**Instructions for the task:** Starting at the first line and ending at the last, repeat the material word for word.
⁂
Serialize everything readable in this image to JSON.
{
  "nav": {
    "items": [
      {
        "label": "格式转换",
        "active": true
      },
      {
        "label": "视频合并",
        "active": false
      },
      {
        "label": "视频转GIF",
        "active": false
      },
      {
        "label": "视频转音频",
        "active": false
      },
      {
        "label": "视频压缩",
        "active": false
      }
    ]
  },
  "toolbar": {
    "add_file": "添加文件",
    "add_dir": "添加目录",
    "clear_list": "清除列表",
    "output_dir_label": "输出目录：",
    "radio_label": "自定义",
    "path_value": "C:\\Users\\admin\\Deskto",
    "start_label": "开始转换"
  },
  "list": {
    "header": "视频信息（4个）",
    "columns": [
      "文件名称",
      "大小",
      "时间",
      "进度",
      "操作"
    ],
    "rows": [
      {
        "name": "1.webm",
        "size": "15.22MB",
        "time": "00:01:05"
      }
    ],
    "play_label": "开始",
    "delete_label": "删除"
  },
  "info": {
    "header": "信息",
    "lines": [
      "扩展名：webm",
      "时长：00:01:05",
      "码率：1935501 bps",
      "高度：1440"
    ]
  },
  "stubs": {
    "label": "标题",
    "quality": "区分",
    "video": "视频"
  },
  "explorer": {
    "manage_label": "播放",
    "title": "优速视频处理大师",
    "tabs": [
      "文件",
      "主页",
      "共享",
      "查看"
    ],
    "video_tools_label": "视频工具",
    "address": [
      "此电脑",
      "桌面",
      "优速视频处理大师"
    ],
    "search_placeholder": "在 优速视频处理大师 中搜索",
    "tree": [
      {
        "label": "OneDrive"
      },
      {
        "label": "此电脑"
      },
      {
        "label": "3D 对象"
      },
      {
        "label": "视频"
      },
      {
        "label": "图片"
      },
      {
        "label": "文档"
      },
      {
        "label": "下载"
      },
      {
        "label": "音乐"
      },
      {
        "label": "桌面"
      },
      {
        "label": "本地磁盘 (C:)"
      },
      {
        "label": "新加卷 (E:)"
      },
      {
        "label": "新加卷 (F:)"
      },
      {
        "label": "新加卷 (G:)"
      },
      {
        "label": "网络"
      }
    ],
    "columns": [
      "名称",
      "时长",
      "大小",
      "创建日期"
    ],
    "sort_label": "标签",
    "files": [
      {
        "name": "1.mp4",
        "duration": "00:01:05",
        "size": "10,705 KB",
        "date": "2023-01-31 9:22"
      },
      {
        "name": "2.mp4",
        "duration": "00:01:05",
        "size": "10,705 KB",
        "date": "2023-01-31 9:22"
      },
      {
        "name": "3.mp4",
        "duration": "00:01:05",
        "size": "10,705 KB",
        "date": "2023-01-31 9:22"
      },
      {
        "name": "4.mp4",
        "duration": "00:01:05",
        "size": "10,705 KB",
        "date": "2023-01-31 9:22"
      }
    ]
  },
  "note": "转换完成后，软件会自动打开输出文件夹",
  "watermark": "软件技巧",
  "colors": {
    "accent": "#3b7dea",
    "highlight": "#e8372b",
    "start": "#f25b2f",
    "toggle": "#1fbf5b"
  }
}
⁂
**Answer:**
Serialize everything readable in this image to JSON.
{
  "nav": {
    "items": [
      {
        "label": "格式转换",
        "active": true
      },
      {
        "label": "视频合并",
        "active": false
      },
      {
        "label": "视频转GIF",
        "active": false
      },
      {
        "label": "视频转音频",
        "active": false
      },
      {
        "label": "视频压缩",
        "active": false
      }
    ]
  },
  "toolbar": {
    "add_file": "添加文件",
    "add_dir": "添加目录",
    "clear_list": "清除列表",
    "output_dir_label": "输出目录：",
    "radio_label": "自定义",
    "path_value": "C:\\Users\\admin\\Deskto",
    "start_label": "开始转换"
  },
  "list": {
    "header": "视频信息（4个）",
    "columns": [
      "文件名称",
      "大小",
      "时间",
      "进度",
      "操作"
    ],
    "rows": [
      {
        "name": "1.webm",
        "size": "15.22MB",
        "time": "00:01:05"
      }
    ],
    "play_label": "开始",
    "delete_label": "删除"
  },
  "info": {
    "header": "信息",
    "lines": [
      "扩展名：webm",
      "时长：00:01:05",
      "码率：1935501 bps",
      "高度：1440"
    ]
  },
  "stubs": {
    "label": "标题",
    "quality": "区分",
    "video": "视频"
  },
  "explorer": {
    "manage_label": "播放",
    "title": "优速视频处理大师",
    "tabs": [
      "文件",
      "主页",
      "共享",
      "查看"
    ],
    "video_tools_label": "视频工具",
    "address": [
      "此电脑",
      "桌面",
      "优速视频处理大师"
    ],
    "search_placeholder": "在 优速视频处理大师 中搜索",
    "tree": [
      {
        "label": "OneDrive"
      },
      {
        "label": "此电脑"
      },
      {
        "label": "3D 对象"
      },
      {
        "label": "视频"
      },
      {
        "label": "图片"
      },
      {
        "label": "文档"
      },
      {
        "label": "下载"
      },
      {
        "label": "音乐"
      },
      {
        "label": "桌面"
      },
      {
        "label": "本地磁盘 (C:)"
      },
      {
        "label": "新加卷 (E:)"
      },
      {
        "label": "新加卷 (F:)"
      },
      {
        "label": "新加卷 (G:)"
      },
      {
        "label": "网络"
      }
    ],
    "columns": [
      "名称",
      "时长",
      "大小",
      "创建日期"
    ],
    "sort_label": "标签",
    "files": [
      {
        "name": "1.mp4",
        "duration": "00:01:05",
        "size": "10,705 KB",
        "date": "2023-01-31 9:22"
      },
      {
        "name": "2.mp4",
        "duration": "00:01:05",
        "size": "10,705 KB",
        "date": "2023-01-31 9:22"
      },
      {
        "name": "3.mp4",
        "duration": "00:01:05",
        "size": "10,705 KB",
        "date": "2023-01-31 9:22"
      },
      {
        "name": "4.mp4",
        "duration": "00:01:05",
        "size": "10,705 KB",
        "date": "2023-01-31 9:22"
      }
    ]
  },
  "note": "转换完成后，软件会自动打开输出文件夹",
  "watermark": "软件技巧",
  "colors": {
    "accent": "#3b7dea",
    "highlight": "#e8372b",
    "start": "#f25b2f",
    "toggle": "#1fbf5b"
  }
}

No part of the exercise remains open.